Where this reviewer feels that Gardner does his most important writing is not in his public career suicide, nor the depiction of the artistic atrocities discussed above, but in calling to task the damage visited upon the arts by the doctrines of political correctness, multiculturalism, and affirmative action. He states, "That standards have been replaced by quotas is proved by how easily it was to label each artist [at the 1993 Whitney Biennial] according to his or her political identity: Janni Antoni--Feminist; Sadie Benning--Lesbian; Robert Gober--Gay; Christine Chang--Asian American; Jimmy Durham--Native American; Miguel Gandert--Latino; Glenn Ligon--Black. The Whitney Biennial was a country club from which only straight white males were excluded" (150). These people, Gardner claims, are far less artists than "self-appointed spokespersons for a special-interest group, one might almost say a political action committee" (148). In addition, while in any other context the art works by these individuals would hardly be noticed, "because they are homosexual [or monitory, or feminist] we are required, I suppose, to see everything they do as daring and intelligent." (183)
He also discusses the art world's maniacal fascination with message over form:
The absolute degree of meaning's ascendancy over form was reached in AIDS Timeline, an installation at the 1991 Whitney Biennial by Group Material, the artists collective. Using charts, graphics, and television monitors with doctors chattering learnedly in white coats, not to mention a few appropriated and pretty forgettable paintings on the walls, the piece communicated to us that AIDS is bad and not good. But suppose that precisely the same setup had been mounted to advocate, not AIDS awareness, but safety on the highways (Buckle up, America!) or heaven forbid, an anti-abortion creed. Though its aesthetics would be identical to AIDS Timeline we can rest assured that the installation would never even have been considered by the curators, and that its very status as art would have been vigorously contested. (149)

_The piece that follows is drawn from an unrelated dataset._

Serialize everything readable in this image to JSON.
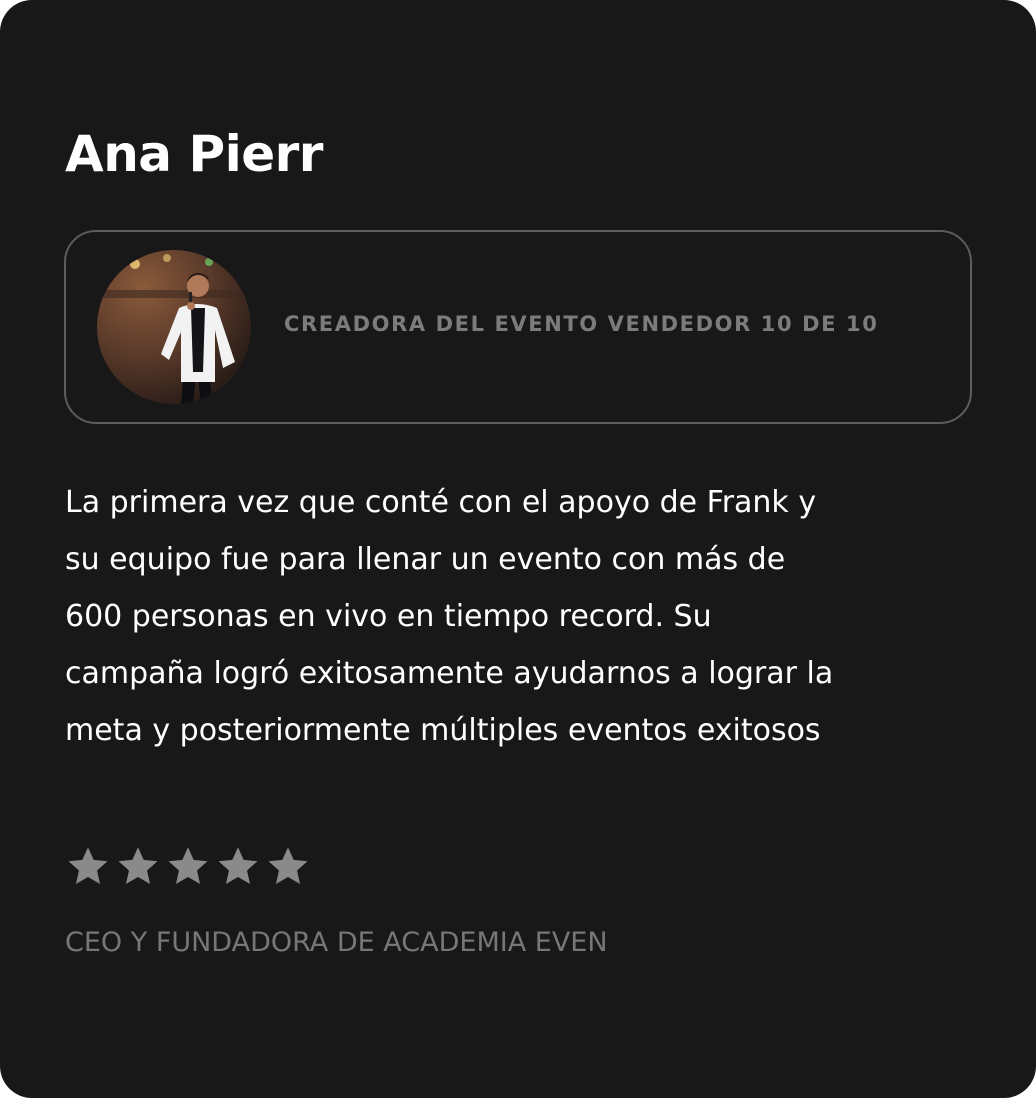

It is here Gardner speaks the un-speakable, but which needs to be spoken loud and clear: that art's "spiritual and political essence can be summed up in an us-them equation pitting white people with penises against everyone else" (161). Is Gardner charging the art world with being blatantly racist and sexist? Yes, to both counts. "Yet the point needs to be made that many an art world player is prepared to act upon these and similarly racist and sexist impulses, so long as he or she can appear, in the process, to be attacking racism or sexism" (153).
James Gardner's work will offend the sensitivities of many readers, particularly art mavens and P.C. devotees. But I feel that it has merit and is long over due--as well as over long. One has the impression that this book could have been considerably more concise. Of the book's ten chapters, four of these read like little more than a series of painfully lengthy art reviews, though they are clearly intended as a courteous overview of the history of art in the Twentieth Century. One even suspects that their content was simply an elongated version of Gardner's previous writings. Moreover, these four chapters are awash in "art-speak"--that ubiquitous slime of art terminology that cannot, for all its flowery prose, adequately describe what is by nature a visual medium. A prime example: "The over-all riot of clashing colors and forms is physically perplexing and occasionally inconceivable" (183). As such, these chapters do stand as a metaphor for art world lunacy, though they do little to support Gardner's hypothesis, and their dense obsequiousness may actually prevent the reader from reaching the author's "Provocative View."